In my library visits I try to give a shout-out to those that avoid the bottom shelf altogether--there are some. However, there are others that shelve seven-high, which means it's probably time for some serious weeding. Or perhaps a larger library.
I'd award a half point to bottom shelves that are tilted so that at least the call numbers can be read without contortions.
Just for fun, I went to my blog and counted the number of libraries (out of 470) for which I mentioned "bottom shelf": 20. If you have a minute, take a look at what I wrote about the shelves in Escanaba.
Oh, yeah, I might have been a bit hard on that top shelf. I had been shelving some heavy non fic, I'm sure we could add a couple points in fiction.ReplyDelete
Tilted shelves sound like a good idea. I read your escanaba post and some others- really like your blog- so interesting! But I wonder if tilted shelves have a bigger footprint and lessen the number of possible shelves on a floor.
And even though I dislike many things about shelving, I still think libraries should be crammed with books. Weeding makes me woozy and I don't trust many librarians with it.
I don't believe the tilted bottom shelves have a bigger footprint; the ones I'm thinking of are just like regular shelves, but ... tilted. You might lost an inch or so in height.ReplyDelete
And I agree on weeding. My first job at a library (after-school page when I was in high school) involved weeding. In those days, there were no "friends of the library" booksales.
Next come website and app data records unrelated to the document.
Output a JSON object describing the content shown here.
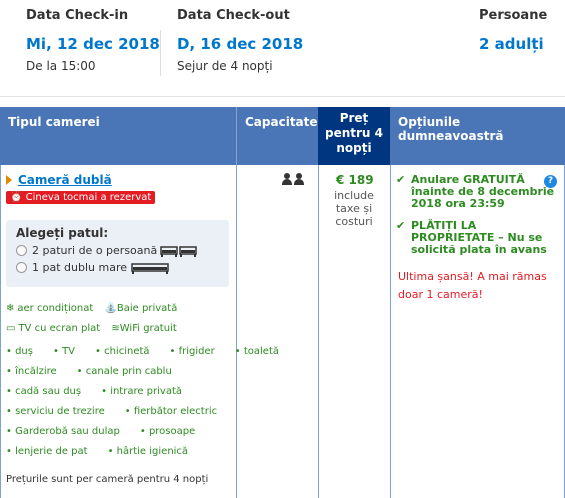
{
  "stay": {
    "checkin_label": "Data Check-in",
    "checkin_date": "Mi, 12 dec 2018",
    "checkin_time": "De la 15:00",
    "checkout_label": "Data Check-out",
    "checkout_date": "D, 16 dec 2018",
    "stay_length": "Sejur de 4 nopți",
    "guests_label": "Persoane",
    "guests_value": "2 adulți"
  },
  "table_header": {
    "room_type": "Tipul camerei",
    "capacity": "Capacitate",
    "price_line1": "Preț",
    "price_line2": "pentru 4",
    "price_line3": "nopți",
    "options": "Opțiunile dumneavoastră"
  },
  "room": {
    "name": "Cameră dublă",
    "booked_badge": "Cineva tocmai a rezervat",
    "bed_title": "Alegeți patul:",
    "bed_options": [
      "2 paturi de o persoană",
      "1 pat dublu mare"
    ],
    "amenities_icons": [
      "aer condiționat",
      "Baie privată",
      "TV cu ecran plat",
      "WiFi gratuit"
    ],
    "amenities": [
      [
        "duș",
        "TV",
        "chicinetă",
        "frigider",
        "toaletă"
      ],
      [
        "încălzire",
        "canale prin cablu"
      ],
      [
        "cadă sau duș",
        "intrare privată"
      ],
      [
        "serviciu de trezire",
        "fierbător electric"
      ],
      [
        "Garderobă sau dulap",
        "prosoape"
      ],
      [
        "lenjerie de pat",
        "hârtie igienică"
      ]
    ],
    "price_note": "Prețurile sunt per cameră pentru 4 nopți"
  },
  "price": {
    "value": "€ 189",
    "note1": "include",
    "note2": "taxe și",
    "note3": "costuri"
  },
  "options": {
    "cancel_line1": "Anulare GRATUITĂ",
    "cancel_line2": "înainte de 8 decembrie",
    "cancel_line3": "2018 ora 23:59",
    "pay_line1": "PLĂTIȚI LA",
    "pay_line2": "PROPRIETATE – Nu se",
    "pay_line3": "solicită plata în avans",
    "last_chance_line1": "Ultima șansă! A mai rămas",
    "last_chance_line2": "doar 1 cameră!"
  },
  "colors": {
    "link_blue": "#0077cc",
    "header_blue": "#4a76b8",
    "price_header": "#003580",
    "green": "#2e8b22",
    "red": "#e31b23"
  }
}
Weeding meant tearing covers off and destroying pages. "We're weeding this, and therefore it must never be read again!" Scarred me for life.